I love discovering a new artist that takes everything I love about a particular genre, smashes those ideas to pieces, and re-arranges them in a way that sounds fresh and foreign When it comes to electronic music; specifically drum-n-bass, dubstep and deep tech house, some of the sonic attributes I love most about those styles are when artists find ways to create unique basslines, a vast sense of openness, wide-open ambient sound-fields if you will, and new compositions that just don't sound like anything else when I first hear them. Sure, as I listen more I begin to think of musical equivalents and start drawing comparisons, but hearing a track (or tracks) that feels new is a thrill. Sometimes an all-out assault on the senses via some down-and-dirty electronic music is a meditative experience for me. Hearing Eskmo's Cloudlight album for the first time was a revelation. It sounded completely foreign, and it was addictive. You know; when you find a new record and you love it so much you hit the repeat button more times than anybody around you for extended periods of time could ever want? We must've played Cloudlight over a hundred times in my house (my wife loved it too) when we first got the CD. I still listen to it at least once a week and that LP is two years old! With his newly released Language EP Eskmo has concocted more electronic ear-candy for the sonic adventurist.

"I Just Want" strays a bit from Eskmo's often intense smattering of edgy drum machined madness. It's a fluid progression of stripped down drum loops, vocoderized (or auto-tuned, I'm not sure) vocal samples and dark synth pads and stabs. It's a spacey soundtrack that would be a fantastic sonic backdrop for one of those extended high end luxury sports car commercials they sometimes play at a movie theater before the previews. Sorry Dirty Vegas. "Days Go By" doesn't have shit on this wicked EP. The opening to "1996" is also a bit of a departure for Eskmo with its laid back, pitch-shifting Stevie Reich-like synth lines. Of course that doesn't last long. His trademark metallic-sounding bass notes swoop in behind a massive kick drum, building energy as these hovering keys weave in and out of the pounding low-end. There are a couple of breakdowns that remind me of the film Groove, and while I felt the movie fell short of all its hype, it did attempt to offer a glimpse into the underground rave scene back in day. The breaks in the energy remind me of the scenes that focused on the DJ's during their mixes, the transitions throughout their live sets. Sometimes you have to give the crowd a short breather, and Eskmo does so here.

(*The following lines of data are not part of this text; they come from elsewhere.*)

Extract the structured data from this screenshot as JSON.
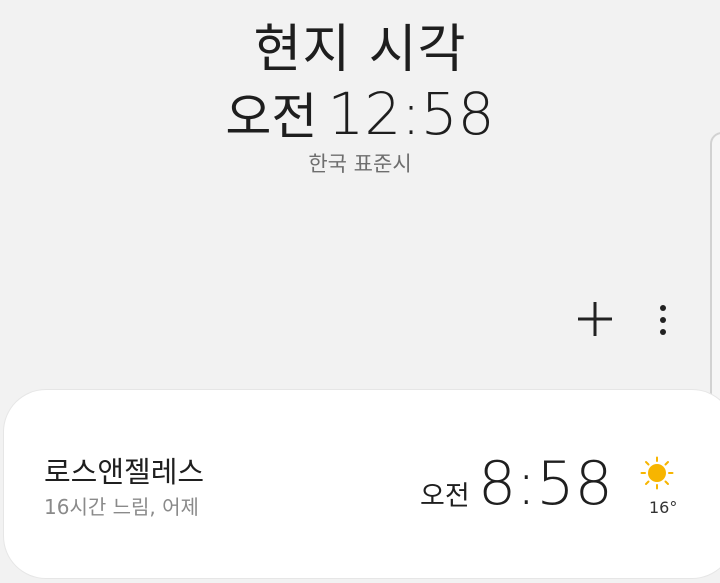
{
  "header": {
    "title": "현지 시각",
    "ampm": "오전",
    "time": "12:58",
    "timezone": "한국 표준시"
  },
  "toolbar": {
    "add_icon": "plus-icon",
    "more_icon": "more-vertical-icon"
  },
  "world_clock": {
    "items": [
      {
        "city": "로스앤젤레스",
        "difference": "16시간 느림, 어제",
        "ampm": "오전",
        "time": "8:58",
        "weather_icon": "sun-icon",
        "temperature": "16°"
      }
    ]
  },
  "colors": {
    "background": "#f2f2f2",
    "card": "#ffffff",
    "sun": "#f7b500"
  }
}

"Soul Music" is a head-knocker. It's the kind of track that you could dance to, do the dishes, or just sit back and nod your head to the beat. Its funky rhythms are framed by these trance elements that are far from cheesy. Sometimes Euro-trance just sounds way too commercial for my taste. This is the music some of those trance DJs would produce if they had soul. It's anthemic, but doesn't go over the top. Eskmo brings out his twisted side on "Lifeline", sounding like a modern day mix of Kraftwerk and Amon Tobin. The interestingly titled "Oh In This World of Dread, Carry On" closes out the EP in style. This one is tough to encapsulate. If you can imagine taking the android sounds of early Mocean Worker (think Star Wars androids), toss in some bright, uplifting music you might hear at the end of an epic film and mix it up with a dash of Underworld you're halfway there. The bottom line is, while I think this EP is fantastic, it's a tease! It left me wanting more from Eskmo, which is one of the things a good EP should do. If this type of experimental electronic music is up your alley I highly recommend giving it a listen. You can stream the whole Language EP and purchase it at, where you pick your price ($1.00, $3.00, or $5.00) and you can download it in MP3 (320 kbs) or .WAV.